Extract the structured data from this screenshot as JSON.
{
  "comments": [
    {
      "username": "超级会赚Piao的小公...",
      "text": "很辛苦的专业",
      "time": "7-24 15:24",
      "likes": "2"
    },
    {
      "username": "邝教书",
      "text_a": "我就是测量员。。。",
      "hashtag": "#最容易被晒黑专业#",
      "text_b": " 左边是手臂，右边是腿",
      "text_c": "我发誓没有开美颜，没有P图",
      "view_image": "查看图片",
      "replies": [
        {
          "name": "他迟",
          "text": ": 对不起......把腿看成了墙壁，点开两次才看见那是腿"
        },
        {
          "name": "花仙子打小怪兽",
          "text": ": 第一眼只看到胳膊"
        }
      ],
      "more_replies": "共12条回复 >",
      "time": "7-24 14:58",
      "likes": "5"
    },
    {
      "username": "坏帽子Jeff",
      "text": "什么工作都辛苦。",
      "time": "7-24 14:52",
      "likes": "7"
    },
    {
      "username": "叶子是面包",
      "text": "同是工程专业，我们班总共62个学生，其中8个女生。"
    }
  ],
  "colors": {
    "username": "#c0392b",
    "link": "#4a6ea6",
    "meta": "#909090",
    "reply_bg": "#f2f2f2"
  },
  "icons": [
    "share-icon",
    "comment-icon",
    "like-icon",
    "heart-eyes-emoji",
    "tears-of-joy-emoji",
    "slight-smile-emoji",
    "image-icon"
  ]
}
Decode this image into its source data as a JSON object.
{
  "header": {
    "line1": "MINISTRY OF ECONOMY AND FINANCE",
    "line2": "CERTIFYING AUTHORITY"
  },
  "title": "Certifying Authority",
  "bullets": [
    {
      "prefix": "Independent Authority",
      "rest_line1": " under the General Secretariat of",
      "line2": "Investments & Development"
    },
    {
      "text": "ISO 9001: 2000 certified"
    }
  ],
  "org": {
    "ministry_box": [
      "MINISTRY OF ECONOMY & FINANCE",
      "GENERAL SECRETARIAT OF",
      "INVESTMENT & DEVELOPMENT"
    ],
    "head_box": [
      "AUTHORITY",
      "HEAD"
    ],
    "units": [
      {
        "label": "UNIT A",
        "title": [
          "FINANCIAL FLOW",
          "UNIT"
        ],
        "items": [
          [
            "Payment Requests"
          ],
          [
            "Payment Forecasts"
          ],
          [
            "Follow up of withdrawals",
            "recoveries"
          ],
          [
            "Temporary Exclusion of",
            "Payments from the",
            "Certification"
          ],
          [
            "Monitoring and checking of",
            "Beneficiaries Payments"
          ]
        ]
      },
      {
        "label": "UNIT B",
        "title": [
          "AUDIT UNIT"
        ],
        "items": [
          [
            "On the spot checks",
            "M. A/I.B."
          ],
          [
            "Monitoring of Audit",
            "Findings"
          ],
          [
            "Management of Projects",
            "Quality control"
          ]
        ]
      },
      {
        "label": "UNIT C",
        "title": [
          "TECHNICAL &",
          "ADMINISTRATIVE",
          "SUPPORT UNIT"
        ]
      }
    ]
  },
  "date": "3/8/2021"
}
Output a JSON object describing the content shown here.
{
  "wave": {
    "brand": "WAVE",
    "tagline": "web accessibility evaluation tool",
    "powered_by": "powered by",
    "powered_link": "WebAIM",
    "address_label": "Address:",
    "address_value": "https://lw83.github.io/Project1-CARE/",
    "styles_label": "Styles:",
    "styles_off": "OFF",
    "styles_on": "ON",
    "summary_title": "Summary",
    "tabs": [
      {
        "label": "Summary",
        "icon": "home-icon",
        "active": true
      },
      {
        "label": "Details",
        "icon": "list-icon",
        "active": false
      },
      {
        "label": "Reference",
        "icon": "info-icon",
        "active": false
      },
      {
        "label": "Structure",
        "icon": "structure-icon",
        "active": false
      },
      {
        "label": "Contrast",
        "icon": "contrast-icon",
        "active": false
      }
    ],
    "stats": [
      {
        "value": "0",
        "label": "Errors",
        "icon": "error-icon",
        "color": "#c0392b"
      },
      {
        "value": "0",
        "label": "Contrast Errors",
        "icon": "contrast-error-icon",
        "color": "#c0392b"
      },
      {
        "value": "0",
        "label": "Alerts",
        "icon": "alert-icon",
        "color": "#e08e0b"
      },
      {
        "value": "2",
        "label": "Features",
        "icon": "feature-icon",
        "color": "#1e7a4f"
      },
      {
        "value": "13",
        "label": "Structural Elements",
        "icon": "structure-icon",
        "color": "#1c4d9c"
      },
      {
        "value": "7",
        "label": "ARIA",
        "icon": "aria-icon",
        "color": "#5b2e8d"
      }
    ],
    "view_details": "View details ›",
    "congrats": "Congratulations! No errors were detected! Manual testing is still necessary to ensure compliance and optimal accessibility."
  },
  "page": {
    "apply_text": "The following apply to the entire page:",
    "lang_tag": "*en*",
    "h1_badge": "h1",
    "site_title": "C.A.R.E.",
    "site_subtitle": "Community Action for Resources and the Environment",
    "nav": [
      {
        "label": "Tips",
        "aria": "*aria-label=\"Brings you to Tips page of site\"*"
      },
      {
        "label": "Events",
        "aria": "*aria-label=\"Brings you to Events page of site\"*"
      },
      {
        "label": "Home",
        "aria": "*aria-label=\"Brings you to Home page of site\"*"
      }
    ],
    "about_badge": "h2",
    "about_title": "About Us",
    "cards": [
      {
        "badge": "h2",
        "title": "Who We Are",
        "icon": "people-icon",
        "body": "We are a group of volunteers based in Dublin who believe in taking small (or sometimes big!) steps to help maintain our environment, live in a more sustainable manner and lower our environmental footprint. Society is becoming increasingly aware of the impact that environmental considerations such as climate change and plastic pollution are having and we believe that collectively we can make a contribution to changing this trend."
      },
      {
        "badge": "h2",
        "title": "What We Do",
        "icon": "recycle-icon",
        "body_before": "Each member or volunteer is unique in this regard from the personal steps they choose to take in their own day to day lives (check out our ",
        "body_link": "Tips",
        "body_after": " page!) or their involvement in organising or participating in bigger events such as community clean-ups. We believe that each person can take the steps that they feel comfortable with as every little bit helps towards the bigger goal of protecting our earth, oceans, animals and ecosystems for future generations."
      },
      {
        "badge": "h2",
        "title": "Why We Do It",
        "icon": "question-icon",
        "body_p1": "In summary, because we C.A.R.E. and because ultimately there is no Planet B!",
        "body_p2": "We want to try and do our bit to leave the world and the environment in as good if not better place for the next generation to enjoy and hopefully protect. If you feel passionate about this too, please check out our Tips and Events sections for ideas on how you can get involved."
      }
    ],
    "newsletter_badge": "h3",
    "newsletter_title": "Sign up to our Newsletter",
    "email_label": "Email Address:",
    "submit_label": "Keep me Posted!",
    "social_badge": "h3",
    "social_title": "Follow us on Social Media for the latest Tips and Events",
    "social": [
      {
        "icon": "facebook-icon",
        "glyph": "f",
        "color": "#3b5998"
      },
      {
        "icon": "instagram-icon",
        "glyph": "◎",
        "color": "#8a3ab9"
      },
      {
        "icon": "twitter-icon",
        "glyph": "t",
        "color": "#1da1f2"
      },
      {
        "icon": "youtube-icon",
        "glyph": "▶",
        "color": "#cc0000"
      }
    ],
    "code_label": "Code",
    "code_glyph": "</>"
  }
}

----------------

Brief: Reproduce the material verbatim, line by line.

Your solution:
Extract the structured data from this screenshot as JSON.
{
  "comments": [
    {
      "username": "超级会赚Piao的小公...",
      "text": "很辛苦的专业",
      "time": "7-24 15:24",
      "likes": "2"
    },
    {
      "username": "邝教书",
      "text_a": "我就是测量员。。。",
      "hashtag": "#最容易被晒黑专业#",
      "text_b": " 左边是手臂，右边是腿",
      "text_c": "我发誓没有开美颜，没有P图",
      "view_image": "查看图片",
      "replies": [
        {
          "name": "他迟",
          "text": ": 对不起......把腿看成了墙壁，点开两次才看见那是腿"
        },
        {
          "name": "花仙子打小怪兽",
          "text": ": 第一眼只看到胳膊"
        }
      ],
      "more_replies": "共12条回复 >",
      "time": "7-24 14:58",
      "likes": "5"
    },
    {
      "username": "坏帽子Jeff",
      "text": "什么工作都辛苦。",
      "time": "7-24 14:52",
      "likes": "7"
    },
    {
      "username": "叶子是面包",
      "text": "同是工程专业，我们班总共62个学生，其中8个女生。"
    }
  ],
  "colors": {
    "username": "#c0392b",
    "link": "#4a6ea6",
    "meta": "#909090",
    "reply_bg": "#f2f2f2"
  },
  "icons": [
    "share-icon",
    "comment-icon",
    "like-icon",
    "heart-eyes-emoji",
    "tears-of-joy-emoji",
    "slight-smile-emoji",
    "image-icon"
  ]
}
Decode this image into its source data as a JSON object.
{
  "header": {
    "line1": "MINISTRY OF ECONOMY AND FINANCE",
    "line2": "CERTIFYING AUTHORITY"
  },
  "title": "Certifying Authority",
  "bullets": [
    {
      "prefix": "Independent Authority",
      "rest_line1": " under the General Secretariat of",
      "line2": "Investments & Development"
    },
    {
      "text": "ISO 9001: 2000 certified"
    }
  ],
  "org": {
    "ministry_box": [
      "MINISTRY OF ECONOMY & FINANCE",
      "GENERAL SECRETARIAT OF",
      "INVESTMENT & DEVELOPMENT"
    ],
    "head_box": [
      "AUTHORITY",
      "HEAD"
    ],
    "units": [
      {
        "label": "UNIT A",
        "title": [
          "FINANCIAL FLOW",
          "UNIT"
        ],
        "items": [
          [
            "Payment Requests"
          ],
          [
            "Payment Forecasts"
          ],
          [
            "Follow up of withdrawals",
            "recoveries"
          ],
          [
            "Temporary Exclusion of",
            "Payments from the",
            "Certification"
          ],
          [
            "Monitoring and checking of",
            "Beneficiaries Payments"
          ]
        ]
      },
      {
        "label": "UNIT B",
        "title": [
          "AUDIT UNIT"
        ],
        "items": [
          [
            "On the spot checks",
            "M. A/I.B."
          ],
          [
            "Monitoring of Audit",
            "Findings"
          ],
          [
            "Management of Projects",
            "Quality control"
          ]
        ]
      },
      {
        "label": "UNIT C",
        "title": [
          "TECHNICAL &",
          "ADMINISTRATIVE",
          "SUPPORT UNIT"
        ]
      }
    ]
  },
  "date": "3/8/2021"
}
Output a JSON object describing the content shown here.
{
  "wave": {
    "brand": "WAVE",
    "tagline": "web accessibility evaluation tool",
    "powered_by": "powered by",
    "powered_link": "WebAIM",
    "address_label": "Address:",
    "address_value": "https://lw83.github.io/Project1-CARE/",
    "styles_label": "Styles:",
    "styles_off": "OFF",
    "styles_on": "ON",
    "summary_title": "Summary",
    "tabs": [
      {
        "label": "Summary",
        "icon": "home-icon",
        "active": true
      },
      {
        "label": "Details",
        "icon": "list-icon",
        "active": false
      },
      {
        "label": "Reference",
        "icon": "info-icon",
        "active": false
      },
      {
        "label": "Structure",
        "icon": "structure-icon",
        "active": false
      },
      {
        "label": "Contrast",
        "icon": "contrast-icon",
        "active": false
      }
    ],
    "stats": [
      {
        "value": "0",
        "label": "Errors",
        "icon": "error-icon",
        "color": "#c0392b"
      },
      {
        "value": "0",
        "label": "Contrast Errors",
        "icon": "contrast-error-icon",
        "color": "#c0392b"
      },
      {
        "value": "0",
        "label": "Alerts",
        "icon": "alert-icon",
        "color": "#e08e0b"
      },
      {
        "value": "2",
        "label": "Features",
        "icon": "feature-icon",
        "color": "#1e7a4f"
      },
      {
        "value": "13",
        "label": "Structural Elements",
        "icon": "structure-icon",
        "color": "#1c4d9c"
      },
      {
        "value": "7",
        "label": "ARIA",
        "icon": "aria-icon",
        "color": "#5b2e8d"
      }
    ],
    "view_details": "View details ›",
    "congrats": "Congratulations! No errors were detected! Manual testing is still necessary to ensure compliance and optimal accessibility."
  },
  "page": {
    "apply_text": "The following apply to the entire page:",
    "lang_tag": "*en*",
    "h1_badge": "h1",
    "site_title": "C.A.R.E.",
    "site_subtitle": "Community Action for Resources and the Environment",
    "nav": [
      {
        "label": "Tips",
        "aria": "*aria-label=\"Brings you to Tips page of site\"*"
      },
      {
        "label": "Events",
        "aria": "*aria-label=\"Brings you to Events page of site\"*"
      },
      {
        "label": "Home",
        "aria": "*aria-label=\"Brings you to Home page of site\"*"
      }
    ],
    "about_badge": "h2",
    "about_title": "About Us",
    "cards": [
      {
        "badge": "h2",
        "title": "Who We Are",
        "icon": "people-icon",
        "body": "We are a group of volunteers based in Dublin who believe in taking small (or sometimes big!) steps to help maintain our environment, live in a more sustainable manner and lower our environmental footprint. Society is becoming increasingly aware of the impact that environmental considerations such as climate change and plastic pollution are having and we believe that collectively we can make a contribution to changing this trend."
      },
      {
        "badge": "h2",
        "title": "What We Do",
        "icon": "recycle-icon",
        "body_before": "Each member or volunteer is unique in this regard from the personal steps they choose to take in their own day to day lives (check out our ",
        "body_link": "Tips",
        "body_after": " page!) or their involvement in organising or participating in bigger events such as community clean-ups. We believe that each person can take the steps that they feel comfortable with as every little bit helps towards the bigger goal of protecting our earth, oceans, animals and ecosystems for future generations."
      },
      {
        "badge": "h2",
        "title": "Why We Do It",
        "icon": "question-icon",
        "body_p1": "In summary, because we C.A.R.E. and because ultimately there is no Planet B!",
        "body_p2": "We want to try and do our bit to leave the world and the environment in as good if not better place for the next generation to enjoy and hopefully protect. If you feel passionate about this too, please check out our Tips and Events sections for ideas on how you can get involved."
      }
    ],
    "newsletter_badge": "h3",
    "newsletter_title": "Sign up to our Newsletter",
    "email_label": "Email Address:",
    "submit_label": "Keep me Posted!",
    "social_badge": "h3",
    "social_title": "Follow us on Social Media for the latest Tips and Events",
    "social": [
      {
        "icon": "facebook-icon",
        "glyph": "f",
        "color": "#3b5998"
      },
      {
        "icon": "instagram-icon",
        "glyph": "◎",
        "color": "#8a3ab9"
      },
      {
        "icon": "twitter-icon",
        "glyph": "t",
        "color": "#1da1f2"
      },
      {
        "icon": "youtube-icon",
        "glyph": "▶",
        "color": "#cc0000"
      }
    ],
    "code_label": "Code",
    "code_glyph": "</>"
  }
}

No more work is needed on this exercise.